Data in this exercise START

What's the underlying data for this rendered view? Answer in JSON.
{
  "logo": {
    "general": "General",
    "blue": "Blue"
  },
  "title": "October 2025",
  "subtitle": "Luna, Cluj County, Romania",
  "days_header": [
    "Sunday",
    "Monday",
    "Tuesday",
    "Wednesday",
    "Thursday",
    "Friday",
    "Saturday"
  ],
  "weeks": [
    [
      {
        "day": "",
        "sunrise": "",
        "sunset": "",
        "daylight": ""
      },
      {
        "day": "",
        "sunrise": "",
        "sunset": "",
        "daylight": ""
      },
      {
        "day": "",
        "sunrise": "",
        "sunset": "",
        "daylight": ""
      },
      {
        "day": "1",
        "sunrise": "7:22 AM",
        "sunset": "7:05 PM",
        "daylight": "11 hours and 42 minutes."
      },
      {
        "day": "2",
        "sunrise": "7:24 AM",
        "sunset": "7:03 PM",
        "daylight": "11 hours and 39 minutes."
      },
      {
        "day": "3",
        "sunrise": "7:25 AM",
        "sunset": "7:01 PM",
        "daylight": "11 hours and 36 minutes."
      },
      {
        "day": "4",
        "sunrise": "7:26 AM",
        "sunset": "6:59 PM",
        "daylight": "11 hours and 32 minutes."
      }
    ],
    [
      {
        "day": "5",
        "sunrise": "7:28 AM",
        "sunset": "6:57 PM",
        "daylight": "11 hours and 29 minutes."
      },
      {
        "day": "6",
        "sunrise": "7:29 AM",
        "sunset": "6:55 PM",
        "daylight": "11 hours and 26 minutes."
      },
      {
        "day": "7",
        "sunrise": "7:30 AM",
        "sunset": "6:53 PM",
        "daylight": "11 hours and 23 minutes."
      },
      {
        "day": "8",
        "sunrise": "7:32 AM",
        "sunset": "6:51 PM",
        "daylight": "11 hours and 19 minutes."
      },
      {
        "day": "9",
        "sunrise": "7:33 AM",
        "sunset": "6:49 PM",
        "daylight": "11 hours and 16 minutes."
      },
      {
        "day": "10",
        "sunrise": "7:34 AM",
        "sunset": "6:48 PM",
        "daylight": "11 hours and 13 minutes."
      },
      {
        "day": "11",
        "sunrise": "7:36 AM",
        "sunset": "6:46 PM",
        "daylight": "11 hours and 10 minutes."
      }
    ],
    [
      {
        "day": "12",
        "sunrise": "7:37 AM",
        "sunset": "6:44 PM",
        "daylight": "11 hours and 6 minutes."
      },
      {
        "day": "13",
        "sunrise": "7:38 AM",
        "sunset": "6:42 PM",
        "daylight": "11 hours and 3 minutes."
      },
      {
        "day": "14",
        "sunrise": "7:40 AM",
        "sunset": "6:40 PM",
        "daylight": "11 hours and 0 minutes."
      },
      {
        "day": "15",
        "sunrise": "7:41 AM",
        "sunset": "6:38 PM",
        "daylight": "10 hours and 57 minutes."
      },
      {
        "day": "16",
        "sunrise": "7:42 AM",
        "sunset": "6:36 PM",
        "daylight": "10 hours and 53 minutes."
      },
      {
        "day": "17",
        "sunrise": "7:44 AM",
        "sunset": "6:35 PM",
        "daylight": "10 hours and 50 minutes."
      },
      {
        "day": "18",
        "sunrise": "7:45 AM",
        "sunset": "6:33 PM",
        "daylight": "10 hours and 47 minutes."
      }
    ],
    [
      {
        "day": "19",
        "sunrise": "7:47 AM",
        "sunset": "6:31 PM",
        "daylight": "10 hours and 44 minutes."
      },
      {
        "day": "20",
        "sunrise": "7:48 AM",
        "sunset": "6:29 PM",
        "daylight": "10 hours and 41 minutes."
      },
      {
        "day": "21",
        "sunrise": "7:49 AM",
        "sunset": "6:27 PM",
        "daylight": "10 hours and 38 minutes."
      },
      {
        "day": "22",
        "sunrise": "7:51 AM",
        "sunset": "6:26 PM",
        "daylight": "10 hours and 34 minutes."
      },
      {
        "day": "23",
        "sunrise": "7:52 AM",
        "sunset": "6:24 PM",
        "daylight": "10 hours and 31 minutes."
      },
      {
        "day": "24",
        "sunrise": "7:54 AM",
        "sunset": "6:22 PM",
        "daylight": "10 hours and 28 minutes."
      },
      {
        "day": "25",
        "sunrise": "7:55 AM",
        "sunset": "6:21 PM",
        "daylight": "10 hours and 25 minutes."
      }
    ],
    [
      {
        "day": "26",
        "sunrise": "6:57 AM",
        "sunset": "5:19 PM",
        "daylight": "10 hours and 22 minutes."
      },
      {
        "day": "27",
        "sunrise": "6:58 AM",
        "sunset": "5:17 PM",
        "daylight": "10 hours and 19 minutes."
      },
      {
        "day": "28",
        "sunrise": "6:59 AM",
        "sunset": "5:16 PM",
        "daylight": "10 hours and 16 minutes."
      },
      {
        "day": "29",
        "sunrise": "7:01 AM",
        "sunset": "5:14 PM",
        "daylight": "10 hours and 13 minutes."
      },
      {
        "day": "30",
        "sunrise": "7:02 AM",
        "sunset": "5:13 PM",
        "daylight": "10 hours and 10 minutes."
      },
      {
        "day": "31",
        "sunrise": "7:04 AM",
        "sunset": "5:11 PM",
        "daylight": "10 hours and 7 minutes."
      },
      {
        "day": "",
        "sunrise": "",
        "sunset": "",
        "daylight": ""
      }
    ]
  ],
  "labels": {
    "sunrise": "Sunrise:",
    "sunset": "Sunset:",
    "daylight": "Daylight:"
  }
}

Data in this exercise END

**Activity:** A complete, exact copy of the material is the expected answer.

**Reply:**
What's the underlying data for this rendered view? Answer in JSON.
{
  "logo": {
    "general": "General",
    "blue": "Blue"
  },
  "title": "October 2025",
  "subtitle": "Luna, Cluj County, Romania",
  "days_header": [
    "Sunday",
    "Monday",
    "Tuesday",
    "Wednesday",
    "Thursday",
    "Friday",
    "Saturday"
  ],
  "weeks": [
    [
      {
        "day": "",
        "sunrise": "",
        "sunset": "",
        "daylight": ""
      },
      {
        "day": "",
        "sunrise": "",
        "sunset": "",
        "daylight": ""
      },
      {
        "day": "",
        "sunrise": "",
        "sunset": "",
        "daylight": ""
      },
      {
        "day": "1",
        "sunrise": "7:22 AM",
        "sunset": "7:05 PM",
        "daylight": "11 hours and 42 minutes."
      },
      {
        "day": "2",
        "sunrise": "7:24 AM",
        "sunset": "7:03 PM",
        "daylight": "11 hours and 39 minutes."
      },
      {
        "day": "3",
        "sunrise": "7:25 AM",
        "sunset": "7:01 PM",
        "daylight": "11 hours and 36 minutes."
      },
      {
        "day": "4",
        "sunrise": "7:26 AM",
        "sunset": "6:59 PM",
        "daylight": "11 hours and 32 minutes."
      }
    ],
    [
      {
        "day": "5",
        "sunrise": "7:28 AM",
        "sunset": "6:57 PM",
        "daylight": "11 hours and 29 minutes."
      },
      {
        "day": "6",
        "sunrise": "7:29 AM",
        "sunset": "6:55 PM",
        "daylight": "11 hours and 26 minutes."
      },
      {
        "day": "7",
        "sunrise": "7:30 AM",
        "sunset": "6:53 PM",
        "daylight": "11 hours and 23 minutes."
      },
      {
        "day": "8",
        "sunrise": "7:32 AM",
        "sunset": "6:51 PM",
        "daylight": "11 hours and 19 minutes."
      },
      {
        "day": "9",
        "sunrise": "7:33 AM",
        "sunset": "6:49 PM",
        "daylight": "11 hours and 16 minutes."
      },
      {
        "day": "10",
        "sunrise": "7:34 AM",
        "sunset": "6:48 PM",
        "daylight": "11 hours and 13 minutes."
      },
      {
        "day": "11",
        "sunrise": "7:36 AM",
        "sunset": "6:46 PM",
        "daylight": "11 hours and 10 minutes."
      }
    ],
    [
      {
        "day": "12",
        "sunrise": "7:37 AM",
        "sunset": "6:44 PM",
        "daylight": "11 hours and 6 minutes."
      },
      {
        "day": "13",
        "sunrise": "7:38 AM",
        "sunset": "6:42 PM",
        "daylight": "11 hours and 3 minutes."
      },
      {
        "day": "14",
        "sunrise": "7:40 AM",
        "sunset": "6:40 PM",
        "daylight": "11 hours and 0 minutes."
      },
      {
        "day": "15",
        "sunrise": "7:41 AM",
        "sunset": "6:38 PM",
        "daylight": "10 hours and 57 minutes."
      },
      {
        "day": "16",
        "sunrise": "7:42 AM",
        "sunset": "6:36 PM",
        "daylight": "10 hours and 53 minutes."
      },
      {
        "day": "17",
        "sunrise": "7:44 AM",
        "sunset": "6:35 PM",
        "daylight": "10 hours and 50 minutes."
      },
      {
        "day": "18",
        "sunrise": "7:45 AM",
        "sunset": "6:33 PM",
        "daylight": "10 hours and 47 minutes."
      }
    ],
    [
      {
        "day": "19",
        "sunrise": "7:47 AM",
        "sunset": "6:31 PM",
        "daylight": "10 hours and 44 minutes."
      },
      {
        "day": "20",
        "sunrise": "7:48 AM",
        "sunset": "6:29 PM",
        "daylight": "10 hours and 41 minutes."
      },
      {
        "day": "21",
        "sunrise": "7:49 AM",
        "sunset": "6:27 PM",
        "daylight": "10 hours and 38 minutes."
      },
      {
        "day": "22",
        "sunrise": "7:51 AM",
        "sunset": "6:26 PM",
        "daylight": "10 hours and 34 minutes."
      },
      {
        "day": "23",
        "sunrise": "7:52 AM",
        "sunset": "6:24 PM",
        "daylight": "10 hours and 31 minutes."
      },
      {
        "day": "24",
        "sunrise": "7:54 AM",
        "sunset": "6:22 PM",
        "daylight": "10 hours and 28 minutes."
      },
      {
        "day": "25",
        "sunrise": "7:55 AM",
        "sunset": "6:21 PM",
        "daylight": "10 hours and 25 minutes."
      }
    ],
    [
      {
        "day": "26",
        "sunrise": "6:57 AM",
        "sunset": "5:19 PM",
        "daylight": "10 hours and 22 minutes."
      },
      {
        "day": "27",
        "sunrise": "6:58 AM",
        "sunset": "5:17 PM",
        "daylight": "10 hours and 19 minutes."
      },
      {
        "day": "28",
        "sunrise": "6:59 AM",
        "sunset": "5:16 PM",
        "daylight": "10 hours and 16 minutes."
      },
      {
        "day": "29",
        "sunrise": "7:01 AM",
        "sunset": "5:14 PM",
        "daylight": "10 hours and 13 minutes."
      },
      {
        "day": "30",
        "sunrise": "7:02 AM",
        "sunset": "5:13 PM",
        "daylight": "10 hours and 10 minutes."
      },
      {
        "day": "31",
        "sunrise": "7:04 AM",
        "sunset": "5:11 PM",
        "daylight": "10 hours and 7 minutes."
      },
      {
        "day": "",
        "sunrise": "",
        "sunset": "",
        "daylight": ""
      }
    ]
  ],
  "labels": {
    "sunrise": "Sunrise:",
    "sunset": "Sunset:",
    "daylight": "Daylight:"
  }
}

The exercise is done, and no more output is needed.